A spruced up caprese salad made with arugula, radicchio, mozzarella, tomatoes, and crispy chicken cutlets breaded with almond meal and Parmesan!
This post is sponsored by Tuttorosso Tomatoes
I switch up the ingredients in my salads all the time—adding roasted butternut squash in fall or fresh berries in summer—but there are certain staples that I find it almost impossible to live without once they go out of season. One of those staples is tomatoes.
Tomatoes are part of so many salads I love—like a good caprese. They add richness, sweetness, and a little acidity, too. I’m always disappointed when I buy them after summer’s over—when I’m left with some mushy, flavorless thing.
The fix is to use canned whole, peeled plum tomatoes and rinse, drain, and slice them. I have to admit, it wasn’t my bright idea, but one I borrowed from the family behind my favorite tomato brand, Tuttorosso Tomatoes. Back in September, I flew to Indiana to visit the farms where Tuttorosso Tomatoes are grown and the facilities where they’re canned. I got a behind-the-scenes peek at the entire harvest-to-can process and had such a great time. I already knew I loved these tomatoes because the flavor is unmatched, but it was especially nice to see how that impeccable quality and flavor is achieved in the fields and factory. I have so much respect for this company and I love that they hold such high standards for the tomatoes I cook with week after week.
Here’s more about that tip: use Tuttorosso canned tomatoes, which are picked and packed at the peak of ripeness, when fresh tomatoes are out of season—even in salads. Diced tomatoes would work and so do whole, peeled plum tomatoes. The only thing you need to do is rinse them well to remove some of the salt present from the canning. Once you drain and dry the tomatoes, slice them, and use them however you want. They’re sweet, juicy, and even just a few slices go a long way in boosting flavor in a fall or winter salad.

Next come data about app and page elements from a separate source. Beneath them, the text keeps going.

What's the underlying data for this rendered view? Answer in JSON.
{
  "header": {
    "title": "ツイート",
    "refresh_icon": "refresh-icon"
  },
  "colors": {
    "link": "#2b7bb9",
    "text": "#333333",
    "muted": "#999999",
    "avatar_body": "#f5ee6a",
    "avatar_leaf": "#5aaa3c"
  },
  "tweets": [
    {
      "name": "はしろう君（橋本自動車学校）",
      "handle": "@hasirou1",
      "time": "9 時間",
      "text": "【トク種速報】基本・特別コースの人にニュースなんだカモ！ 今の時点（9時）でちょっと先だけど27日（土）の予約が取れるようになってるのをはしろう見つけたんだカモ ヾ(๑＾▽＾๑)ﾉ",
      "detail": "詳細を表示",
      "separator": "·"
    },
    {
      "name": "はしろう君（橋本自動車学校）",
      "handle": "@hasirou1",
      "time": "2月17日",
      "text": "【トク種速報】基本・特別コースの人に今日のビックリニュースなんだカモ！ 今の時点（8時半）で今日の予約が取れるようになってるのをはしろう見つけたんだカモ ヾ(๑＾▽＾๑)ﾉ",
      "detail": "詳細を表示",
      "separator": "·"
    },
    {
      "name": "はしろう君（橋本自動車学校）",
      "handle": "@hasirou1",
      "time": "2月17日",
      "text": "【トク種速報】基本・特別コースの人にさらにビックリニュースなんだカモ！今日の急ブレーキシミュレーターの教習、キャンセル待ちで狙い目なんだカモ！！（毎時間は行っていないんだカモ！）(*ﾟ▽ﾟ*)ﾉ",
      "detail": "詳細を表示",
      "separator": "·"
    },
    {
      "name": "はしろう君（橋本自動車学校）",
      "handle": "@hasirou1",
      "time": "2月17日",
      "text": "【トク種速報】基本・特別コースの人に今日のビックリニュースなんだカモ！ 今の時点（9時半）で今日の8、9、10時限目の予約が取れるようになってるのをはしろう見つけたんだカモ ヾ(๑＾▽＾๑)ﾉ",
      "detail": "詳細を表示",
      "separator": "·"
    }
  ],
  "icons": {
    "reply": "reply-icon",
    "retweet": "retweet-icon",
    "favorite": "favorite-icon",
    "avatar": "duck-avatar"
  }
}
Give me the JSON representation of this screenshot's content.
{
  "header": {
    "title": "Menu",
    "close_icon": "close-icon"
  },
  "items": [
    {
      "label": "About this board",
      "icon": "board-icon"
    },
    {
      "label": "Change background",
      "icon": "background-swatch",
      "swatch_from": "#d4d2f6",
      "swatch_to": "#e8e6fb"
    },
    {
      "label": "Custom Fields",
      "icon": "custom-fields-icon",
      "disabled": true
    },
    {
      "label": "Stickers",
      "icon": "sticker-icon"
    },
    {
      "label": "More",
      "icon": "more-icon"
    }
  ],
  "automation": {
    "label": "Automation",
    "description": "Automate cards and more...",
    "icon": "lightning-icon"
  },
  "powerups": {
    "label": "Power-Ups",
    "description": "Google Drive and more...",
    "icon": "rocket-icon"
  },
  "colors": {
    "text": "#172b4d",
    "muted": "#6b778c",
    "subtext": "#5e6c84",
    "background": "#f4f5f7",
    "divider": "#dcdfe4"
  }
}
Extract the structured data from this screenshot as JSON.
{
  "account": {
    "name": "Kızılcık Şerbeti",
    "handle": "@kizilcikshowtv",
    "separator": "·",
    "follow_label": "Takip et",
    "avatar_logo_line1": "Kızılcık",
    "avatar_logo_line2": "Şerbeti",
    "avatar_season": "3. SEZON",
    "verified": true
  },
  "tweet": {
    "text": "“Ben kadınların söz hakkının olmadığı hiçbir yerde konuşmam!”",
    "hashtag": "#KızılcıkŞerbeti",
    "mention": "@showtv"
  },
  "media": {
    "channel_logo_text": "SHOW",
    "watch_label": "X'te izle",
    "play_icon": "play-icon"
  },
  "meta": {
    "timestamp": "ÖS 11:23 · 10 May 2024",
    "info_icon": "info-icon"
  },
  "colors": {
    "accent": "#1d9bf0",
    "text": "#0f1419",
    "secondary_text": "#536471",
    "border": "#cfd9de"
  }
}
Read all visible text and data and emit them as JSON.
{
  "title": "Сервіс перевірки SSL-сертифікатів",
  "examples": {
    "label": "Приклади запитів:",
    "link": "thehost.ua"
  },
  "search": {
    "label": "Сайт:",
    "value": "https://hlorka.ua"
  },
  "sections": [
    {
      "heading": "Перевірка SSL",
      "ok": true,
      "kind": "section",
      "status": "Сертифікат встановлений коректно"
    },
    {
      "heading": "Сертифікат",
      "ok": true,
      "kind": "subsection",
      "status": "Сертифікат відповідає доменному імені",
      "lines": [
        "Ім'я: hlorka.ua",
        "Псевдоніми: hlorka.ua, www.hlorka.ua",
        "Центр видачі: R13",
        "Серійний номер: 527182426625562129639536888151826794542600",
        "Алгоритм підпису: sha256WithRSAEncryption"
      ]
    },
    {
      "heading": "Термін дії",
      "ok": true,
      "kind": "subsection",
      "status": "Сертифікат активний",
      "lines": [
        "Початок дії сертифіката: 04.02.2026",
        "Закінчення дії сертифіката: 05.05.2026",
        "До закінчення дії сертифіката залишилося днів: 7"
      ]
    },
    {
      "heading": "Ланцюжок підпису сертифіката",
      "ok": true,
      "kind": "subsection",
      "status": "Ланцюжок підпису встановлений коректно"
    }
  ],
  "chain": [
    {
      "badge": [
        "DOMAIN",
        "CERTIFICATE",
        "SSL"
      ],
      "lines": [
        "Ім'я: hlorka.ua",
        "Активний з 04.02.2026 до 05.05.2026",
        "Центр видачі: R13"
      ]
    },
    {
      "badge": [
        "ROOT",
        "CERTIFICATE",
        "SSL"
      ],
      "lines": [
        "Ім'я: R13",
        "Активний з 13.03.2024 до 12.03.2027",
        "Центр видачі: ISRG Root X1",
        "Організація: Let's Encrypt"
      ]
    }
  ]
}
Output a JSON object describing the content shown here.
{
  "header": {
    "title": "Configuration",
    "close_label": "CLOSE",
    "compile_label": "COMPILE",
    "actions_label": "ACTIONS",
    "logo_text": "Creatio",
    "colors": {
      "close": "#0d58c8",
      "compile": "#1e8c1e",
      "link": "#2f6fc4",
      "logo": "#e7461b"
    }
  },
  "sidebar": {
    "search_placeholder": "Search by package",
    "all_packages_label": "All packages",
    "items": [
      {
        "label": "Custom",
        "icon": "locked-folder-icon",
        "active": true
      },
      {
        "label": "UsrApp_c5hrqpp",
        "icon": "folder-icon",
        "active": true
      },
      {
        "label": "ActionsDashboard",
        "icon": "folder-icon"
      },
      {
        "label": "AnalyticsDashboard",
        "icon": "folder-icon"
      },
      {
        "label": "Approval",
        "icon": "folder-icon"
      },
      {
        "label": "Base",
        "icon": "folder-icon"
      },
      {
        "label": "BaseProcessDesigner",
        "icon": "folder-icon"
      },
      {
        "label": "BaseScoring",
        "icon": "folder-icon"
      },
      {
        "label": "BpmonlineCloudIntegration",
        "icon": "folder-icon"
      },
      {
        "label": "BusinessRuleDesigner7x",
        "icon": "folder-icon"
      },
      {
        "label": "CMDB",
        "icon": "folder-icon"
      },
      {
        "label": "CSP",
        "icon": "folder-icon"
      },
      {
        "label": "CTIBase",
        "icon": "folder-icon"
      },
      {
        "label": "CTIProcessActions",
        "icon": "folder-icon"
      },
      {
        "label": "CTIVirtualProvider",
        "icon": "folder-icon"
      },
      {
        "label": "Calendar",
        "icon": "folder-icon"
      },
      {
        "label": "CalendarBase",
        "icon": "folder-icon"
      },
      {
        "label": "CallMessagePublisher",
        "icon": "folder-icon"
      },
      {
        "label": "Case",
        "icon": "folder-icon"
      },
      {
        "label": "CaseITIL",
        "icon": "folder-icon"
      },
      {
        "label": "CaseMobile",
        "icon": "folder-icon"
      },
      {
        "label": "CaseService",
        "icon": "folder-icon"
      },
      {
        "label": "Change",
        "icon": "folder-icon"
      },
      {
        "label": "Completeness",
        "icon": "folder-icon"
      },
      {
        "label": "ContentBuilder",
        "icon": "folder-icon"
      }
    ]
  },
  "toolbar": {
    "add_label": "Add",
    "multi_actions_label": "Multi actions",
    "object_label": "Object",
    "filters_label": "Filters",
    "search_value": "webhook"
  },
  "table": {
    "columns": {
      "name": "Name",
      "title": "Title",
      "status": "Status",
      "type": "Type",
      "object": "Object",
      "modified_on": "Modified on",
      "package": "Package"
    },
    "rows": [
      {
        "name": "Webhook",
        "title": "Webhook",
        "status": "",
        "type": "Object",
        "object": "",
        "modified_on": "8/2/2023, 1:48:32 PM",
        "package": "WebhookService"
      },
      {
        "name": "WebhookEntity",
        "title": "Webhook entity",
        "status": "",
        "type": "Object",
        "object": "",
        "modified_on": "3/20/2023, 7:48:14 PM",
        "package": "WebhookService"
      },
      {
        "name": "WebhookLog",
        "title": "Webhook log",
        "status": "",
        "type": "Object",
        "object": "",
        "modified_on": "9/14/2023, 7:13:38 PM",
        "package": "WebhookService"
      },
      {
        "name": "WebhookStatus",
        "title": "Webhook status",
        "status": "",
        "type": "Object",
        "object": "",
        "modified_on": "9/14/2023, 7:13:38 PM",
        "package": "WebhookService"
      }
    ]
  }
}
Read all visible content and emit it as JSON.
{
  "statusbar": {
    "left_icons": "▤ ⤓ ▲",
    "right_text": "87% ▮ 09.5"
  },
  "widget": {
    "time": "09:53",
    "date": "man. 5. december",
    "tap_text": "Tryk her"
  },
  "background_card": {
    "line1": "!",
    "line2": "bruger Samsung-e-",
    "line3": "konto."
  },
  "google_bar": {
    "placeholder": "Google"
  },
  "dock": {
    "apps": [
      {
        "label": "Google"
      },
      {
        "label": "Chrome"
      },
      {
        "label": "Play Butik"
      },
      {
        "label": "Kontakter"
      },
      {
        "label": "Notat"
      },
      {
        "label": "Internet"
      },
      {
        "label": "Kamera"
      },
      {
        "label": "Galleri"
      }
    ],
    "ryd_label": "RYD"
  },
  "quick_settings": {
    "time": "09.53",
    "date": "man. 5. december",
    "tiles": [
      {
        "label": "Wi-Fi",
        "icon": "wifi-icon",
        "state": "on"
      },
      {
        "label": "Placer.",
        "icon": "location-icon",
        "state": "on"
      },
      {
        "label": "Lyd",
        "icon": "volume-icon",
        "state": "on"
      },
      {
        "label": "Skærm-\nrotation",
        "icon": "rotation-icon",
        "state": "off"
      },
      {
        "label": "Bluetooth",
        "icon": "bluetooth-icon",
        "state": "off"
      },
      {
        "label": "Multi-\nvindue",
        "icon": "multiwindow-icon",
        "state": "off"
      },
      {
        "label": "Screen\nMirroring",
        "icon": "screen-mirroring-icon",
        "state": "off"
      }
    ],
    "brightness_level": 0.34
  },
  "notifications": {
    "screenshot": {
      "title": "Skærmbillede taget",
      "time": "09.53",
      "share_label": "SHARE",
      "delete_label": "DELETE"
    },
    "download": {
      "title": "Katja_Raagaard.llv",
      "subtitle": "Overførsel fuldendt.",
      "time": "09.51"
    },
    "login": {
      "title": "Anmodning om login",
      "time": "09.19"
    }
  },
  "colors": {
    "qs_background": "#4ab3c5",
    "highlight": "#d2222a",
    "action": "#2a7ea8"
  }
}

In this entree-quality, spruced-up version of a caprese salad with parmesan crusted chicken, the tomato part of the equation is thanks to a can of Tuttorosso Whole Peeled Plum Tomatoes. These have such a naturally sweet flavor—none of that acidic, bitter taste that many other brands have—and because of that fact, you can just eat them straight out of the can after a good rinse.
For the rest of the salad, I used arugula, radicchio, fresh basil, diced mozzarella cheese—not fresh mozzarella, but a sturdier block of low-moisture mozzarella. Feel free to use whichever you prefer. I liked the firmness of the low-moisture mozzarella, but both kinds would work!
For the parmesan crusted chicken cutlets, I made a breading of almond meal, Parmesan cheese, dried basil, and garlic powder. My choice to use almond meal (simply ground-up almonds and sold as either “almond meal” or “almond flour”) was born out of desperation since I was out of bread crumbs, but I’m happy I went with them. Nutritionally, almond meal is higher in fiber and protein than traditional bread crumbs and lower in simple carbohydrates. I think I’ll be using them much more often now that I know they work so well.
Consider other ways of using the tomatoes, like making a salsa or marinating the tomatoes with olive oil, vinegar, garlic, and herbs for even more flavor. This is the way to get your tomato fix!